Facebook Safeguards Versus Device-Integrated APIs Policy, But Issues Stay

Facebook is countering versus a New york city Times article alleging that it struck offers making it possible for phone-makers to gain access to users’ individual details. The incident is yet another blow to the social networks giant as it continues to handle questions and outrage over its information personal privacy policies.The short article, published Sunday, said Facebook reached data-sharing partnerships with a minimum of 60 device-makers– consisting of Apple, Amazon, Microsoft and Samsung– over the last years. While these deals allowed the suppliers to offer clients incorporated features with Facebook, like messaging and address books, the New York Times said that it discovered that they could likewise access the data of users’friends without their permission.< a href =https://threatpost.com/gdpr-a-compliance-quagmire-for-now/132644/ title="Permalink to GDPR: A Compliance Quagmire, for Now"rel=bookmark > GDPR: A Compliance Quagmire, in the meantime< a href=https://threatpost.com/cloudpets-may-be-out-of-business-but-security-concerns-remain/132609/ title="Permalink to CloudPets May Be Out of Organisation, But Security Concerns Stay"rel=bookmark > CloudPets Might Run Out Company, But Security Concerns Remain< a href=https://threatpost.com/baby-cam-creeper-actively-watched-new-mom/132606/ title="

“rel =bookmark > Baby Web cam Creeper Actively Enjoyed New Mom The post alleges that these partnerships “raise concerns about the business’s personal privacy securities and compliance with a 2011 approval decree with the Federal Trade Commission,” which needs the social media to get explicit approval from users in regards to sharing their data with 3rd parties.Facebook on Sunday

published a blog sitedefending its device-integrated API policies: “While we concurred with much of their previous issues about the controls over Facebook information shared with third-party app developers, we disagree with the issues they have actually raised about these APIs,” Ime Archibong, vice president of item partnerships at Facebook, said in the post.Facebook is under heightened analysis after an acknowledgement previously this year that considering that 2015 a third-party application had handed over the data of approximately 50 million platform users through developer Aleksandr Kogan to Cambridge Analytica– a consulting group that has dealt with numerous prominent political projects, including that of President Donald Trump’s. However, Archibong worried that Facebook’s gadget API policy is

really various from the public APIs utilized by designers like Kogan:”These third-party designers were not enabled to offer versions of Facebook to people and, rather, used the Facebook info people shown them to build completely brand-new experiences, “he said.Archibong said in the post that Facebook’s device collaborations”were constructed on a typical interest– the desire for individuals

to be able to use Facebook whatever their device or operating system”– not always the intent of collecting data.Partners signed arrangements preventing personal info”from being utilized for other purpose than to recreate Facebook-like experiences, “he said.

In addition, Archibong said that less partners now rely on APIs– and the company announced in April it was unwinding access to them , currently ending 22 of the partnerships.However, Archibong did not specify in his post what data was collected, or what the contracts required.
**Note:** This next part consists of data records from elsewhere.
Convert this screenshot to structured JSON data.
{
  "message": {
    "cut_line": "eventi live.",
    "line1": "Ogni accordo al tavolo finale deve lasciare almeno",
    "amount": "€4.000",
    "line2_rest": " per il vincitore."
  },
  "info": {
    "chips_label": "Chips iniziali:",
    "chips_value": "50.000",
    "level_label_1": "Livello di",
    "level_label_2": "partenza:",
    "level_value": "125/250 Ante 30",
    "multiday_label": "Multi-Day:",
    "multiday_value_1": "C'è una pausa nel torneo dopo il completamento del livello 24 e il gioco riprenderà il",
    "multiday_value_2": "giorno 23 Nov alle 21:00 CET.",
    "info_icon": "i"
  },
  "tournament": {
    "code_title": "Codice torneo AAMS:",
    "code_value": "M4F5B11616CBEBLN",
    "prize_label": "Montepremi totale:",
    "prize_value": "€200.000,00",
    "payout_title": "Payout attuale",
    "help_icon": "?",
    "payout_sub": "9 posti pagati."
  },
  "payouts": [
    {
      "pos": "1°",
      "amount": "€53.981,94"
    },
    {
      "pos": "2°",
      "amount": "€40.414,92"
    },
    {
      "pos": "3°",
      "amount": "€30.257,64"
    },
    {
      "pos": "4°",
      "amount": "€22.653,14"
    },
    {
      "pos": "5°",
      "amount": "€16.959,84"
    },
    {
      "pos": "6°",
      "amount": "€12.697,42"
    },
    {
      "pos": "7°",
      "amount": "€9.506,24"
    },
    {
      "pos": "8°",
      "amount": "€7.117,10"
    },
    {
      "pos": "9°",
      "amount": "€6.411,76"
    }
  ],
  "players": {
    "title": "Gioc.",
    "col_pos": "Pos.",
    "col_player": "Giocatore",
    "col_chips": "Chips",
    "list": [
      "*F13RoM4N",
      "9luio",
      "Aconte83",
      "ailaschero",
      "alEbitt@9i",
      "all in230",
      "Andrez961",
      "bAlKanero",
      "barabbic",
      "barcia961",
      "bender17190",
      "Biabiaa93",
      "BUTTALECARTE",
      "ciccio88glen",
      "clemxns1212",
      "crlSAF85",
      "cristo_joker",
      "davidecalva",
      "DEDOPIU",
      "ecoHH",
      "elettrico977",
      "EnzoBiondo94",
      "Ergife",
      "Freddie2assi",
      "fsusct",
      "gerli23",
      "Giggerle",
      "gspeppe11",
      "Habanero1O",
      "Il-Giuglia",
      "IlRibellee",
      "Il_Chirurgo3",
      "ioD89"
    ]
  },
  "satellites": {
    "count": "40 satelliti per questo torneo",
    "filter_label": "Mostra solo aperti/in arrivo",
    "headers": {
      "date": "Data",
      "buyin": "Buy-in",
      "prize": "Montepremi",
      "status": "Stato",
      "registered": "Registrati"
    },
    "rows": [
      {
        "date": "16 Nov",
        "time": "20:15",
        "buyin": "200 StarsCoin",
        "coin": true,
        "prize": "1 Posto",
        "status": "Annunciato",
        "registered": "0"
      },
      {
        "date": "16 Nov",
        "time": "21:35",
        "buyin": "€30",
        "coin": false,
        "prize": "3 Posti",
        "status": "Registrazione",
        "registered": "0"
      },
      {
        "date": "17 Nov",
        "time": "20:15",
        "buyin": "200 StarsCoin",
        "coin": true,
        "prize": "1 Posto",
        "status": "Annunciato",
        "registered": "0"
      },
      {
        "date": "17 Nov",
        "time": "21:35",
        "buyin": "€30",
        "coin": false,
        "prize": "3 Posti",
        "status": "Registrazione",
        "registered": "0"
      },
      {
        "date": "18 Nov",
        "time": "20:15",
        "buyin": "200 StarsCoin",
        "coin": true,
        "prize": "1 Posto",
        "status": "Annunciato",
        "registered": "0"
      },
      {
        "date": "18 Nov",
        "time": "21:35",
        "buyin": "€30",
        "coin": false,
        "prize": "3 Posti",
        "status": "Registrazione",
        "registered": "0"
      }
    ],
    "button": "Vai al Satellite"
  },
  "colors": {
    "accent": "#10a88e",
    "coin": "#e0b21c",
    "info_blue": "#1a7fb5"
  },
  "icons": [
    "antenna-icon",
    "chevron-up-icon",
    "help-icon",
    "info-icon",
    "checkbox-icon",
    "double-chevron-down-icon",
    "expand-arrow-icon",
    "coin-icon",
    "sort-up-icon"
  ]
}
Facebook did not react to a request for comment from Threatpost.Michelle De Mooy, director of the Center for Democracy and Technology’s Privacy and Data Project, told Threatpost that the occurrence when again undermines rely on the data environment and highlights the misalignment between Facebook’s understanding of affordable data-sharing and its users’understanding.”It also indicates the issue of using notice and consent to protect privacy and authorization decrees as an enforcement tool,” she said. “People can not be expected to be able to weigh the risks and advantages of sharing their personal info, when the transaction is mainly totally opaque by style and they can’t trust what business are telling them.”Meanwhile, the FTC informed Threatpost it didn’t have any comment in regards to the New york city Times article, however pointed to a declaration it

released in March validating an investigation of Facebook’s privacy practices: “The FTC is firmly and totally committed to utilizing all of its tools to safeguard the personal privacy of consumers … Companies who have settled previous FTC actions

must likewise adhere to FTC order provisions enforcing personal privacy and information security requirements. Accordingly, the FTC takes very seriously recent press reports raising substantial concerns about the privacy practices of Facebook. Today, the FTC is verifying that it has an open non-public investigation into these practices.” Amazon, Apple and Samsung likewise did not respond to a request for comment.